`ltest2 = (lf1AsTransf == lfxs)`

In this form the code is clear, so we don’t derive a Prolog-like version.

In this case

`traverse`

has not a basic and natural semantic. Probably there are not much cases in real-life code, where we want such strange and extreme combinatoric behavior. Probably we are more interested to the behavior of functions like

`lfm1M'`

, expressed with the do-notation.

##
Conclusions

After these examples, we can return to our original question: what is the meaning of

`traverse f = sequenceA . fmap f`

? My lazy and arrogant answer is: I don’t bother! :-)

The motivations are:

- also if I can grasp the concepts behind
`Traversable`

, it will not help in understanding real-life code using `Traversable`

, because every instance of `traverse`

and `sequenceA`

has a very different and specific semantic.
- so I must study each instance of
`Traversable`

in isolation, for understanding its behavior. This is similar to IO Monad, Maybe Monad, Either Monad: knowing the Monad concepts helps, but every instance has its proper semantic and usage case, and it must be mastered apart.
- maybe instance by instance, I can someday comprehend the concepts behind
`Traversable`

, but up to date this can be postponed, because it seems more complex to master respect `Functor`

and other base class.
- in the end I’m a poor OO programmer, not a mathematician expert of category-theory.

In Haskell there are very few class, and they are usually very abstract and tied to category theory concepts: Monad, Functor, Applicative, etc.. The laws of these class allows for nice combinations of instances. This is a sign of the power and effectiveness of category-theory. But these class are mainly used for writing composable DSLs or nice libraries. End-user code uses instead specific instances. Each instance has a specific semantic that can not be predicted only from the knowledge of the reference class. This is in contrast with the OO world where a parent class describes exactly the behavior of a child class. For example Monad is a class describing nice properties for composable actions. But the semantic of a List Monad (Prolog-like rules) is very different from the semantic of an Either Monad (actions with exceptions).

So

`Traversable`

can represent many different things in Haskell.

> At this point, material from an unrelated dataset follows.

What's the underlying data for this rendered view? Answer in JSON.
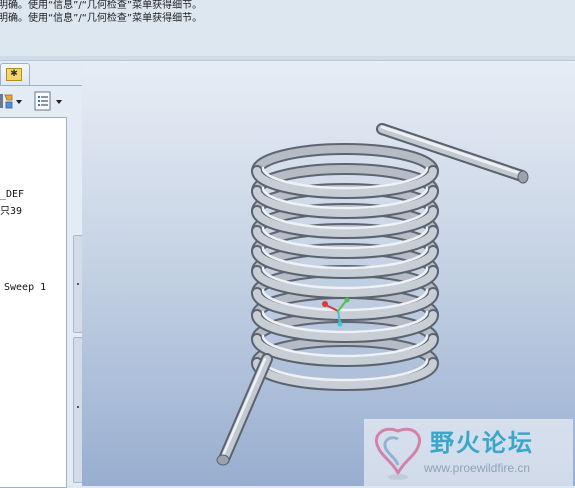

Also if I don’t understand completely its meaning, because it is too much abstract and tied to category-theory universe, this does not prevent me from studying and comprehending perfectly its specific instances, and using them in end-user code.